- One-on-oneonline piercer coaching! I’m offering customized instruction based on each piercer’s individual educational needs. These services are intended to polish the skills of trained, working professionals and to fill in gaps left by an incomplete education. This seems like a good fit for you.
Primary topics include my areas of specialization:
• Genital and nipple piercings (in general)
• Structured tutoring on specific placement (septum, VCH, Prince Albert, etc.) using instructive materials including PowerPoint presentations with photos and video.
• Q & A conversations (unstructured) are also an option.
Other possible discussion subjects:
• Piercing placement/aesthetics (for all areas)
• Jewelry selection (style, material, quality, and fit)
• Portfolio review
• Bedside manner and client relations
• Studio practices and policies
• Aftercare and troubleshooting
• Business operations, employee relations, etc.
- Ioffer online (photo) anatomy consultationsx if you are in need of input regarding anatomical suitability and/or optimal piercing placement. Consults are also available to piercers (or their clients) for support and assistance with unusual or persistent healing difficulties.

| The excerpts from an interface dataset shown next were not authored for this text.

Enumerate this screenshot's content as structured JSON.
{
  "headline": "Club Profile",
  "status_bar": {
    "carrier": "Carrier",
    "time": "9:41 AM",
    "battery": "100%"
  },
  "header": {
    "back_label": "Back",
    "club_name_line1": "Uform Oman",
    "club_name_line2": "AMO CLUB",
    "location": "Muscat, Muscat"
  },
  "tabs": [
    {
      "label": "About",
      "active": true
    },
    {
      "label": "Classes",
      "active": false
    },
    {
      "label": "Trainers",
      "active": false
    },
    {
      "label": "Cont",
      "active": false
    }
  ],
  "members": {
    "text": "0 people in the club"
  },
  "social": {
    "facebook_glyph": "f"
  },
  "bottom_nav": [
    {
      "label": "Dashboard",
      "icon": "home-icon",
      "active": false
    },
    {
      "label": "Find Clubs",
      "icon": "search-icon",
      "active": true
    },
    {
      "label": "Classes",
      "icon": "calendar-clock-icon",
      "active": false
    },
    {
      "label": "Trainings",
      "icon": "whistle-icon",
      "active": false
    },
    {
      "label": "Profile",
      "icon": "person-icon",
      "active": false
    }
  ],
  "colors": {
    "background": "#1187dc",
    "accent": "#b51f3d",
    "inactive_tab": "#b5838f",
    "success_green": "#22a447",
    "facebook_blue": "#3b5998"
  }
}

- Videosxiof me doing anatomy consultations and performing piercingsare available.xii They primarily cover nipple and genital piercings, but some contain nostril, eyebrow, septum, navel, and tongue piercings. They’re not “how-to-pierce” videos per se, but I discuss an array of specific anatomical considerations and important issues like asymmetry and tissue pliability. I clearly demonstrate exactly where I place piercings to suit the individual builds and explain why each chosen location is optimal. I show the particular techniques I employ to perform the piercings including tissue manipulation and the use of receiving tubes and forceps, as well as my grasps for freehand procedures.
- More than ten yearsafter my book’s release, the second edition, “The Piercing Bible—Revised and Expanded” is finally in production and will be available June 2021. I joined forces with a fabulous contributor: piercer and educator Jef Saunders, who has written several guest articles for Pain Magazine. The fully renovated text contains an abundance of new information!
- JefSaunders has a fantastic blog: Confessions of a Piercing Nerd.xiii It contains comprehensive articles with excellent visuals providing practical information for piercers.
- Participate in online piercer groups such as Facebook’s “Body Modification Learning Forum,” “Piercer Babes” for women, nonbinary, and trans people in the industry,and “Freehand Piercing Professionals.”xiv Though not formal education, our peers can provide valuable feedback and often have worthy suggestions and ideas to share. Even if you just lurk, you will be exposed to new concepts and critiques of others’ work, which can be instructive.
- Look for webinars from industryleaders such as Ryan Ouellette,xvBrian Skellie,xvi Luis Garcia,xvii and others.
- Check outYouTubevideos from those respected professionals. Otherwise, when it comes to taking advice or tips from videos, you have to use good judgment, because many of them look more like “How-NOT-to-Pierce” lessons.
- Review the updated NEHA Model Body Art Code (2019) to see if your facility and practices meet the established standard.xviii
- Take an online anatomy course.xixDistance learning is available from many reputable educational sources.
- If your studio sells fine jewelry (gold and gemstones) consider takingan onlinecredential course from the Gemological Institute (GIA).xx
I wish you the best of luck on your journey. Be safe and maintain your drive to always keep learning!
 Disclaimer: some of the older videos show me using a Sharpie for marking, which is no longer standard procedure. I use gentian violet/individual surgical markers.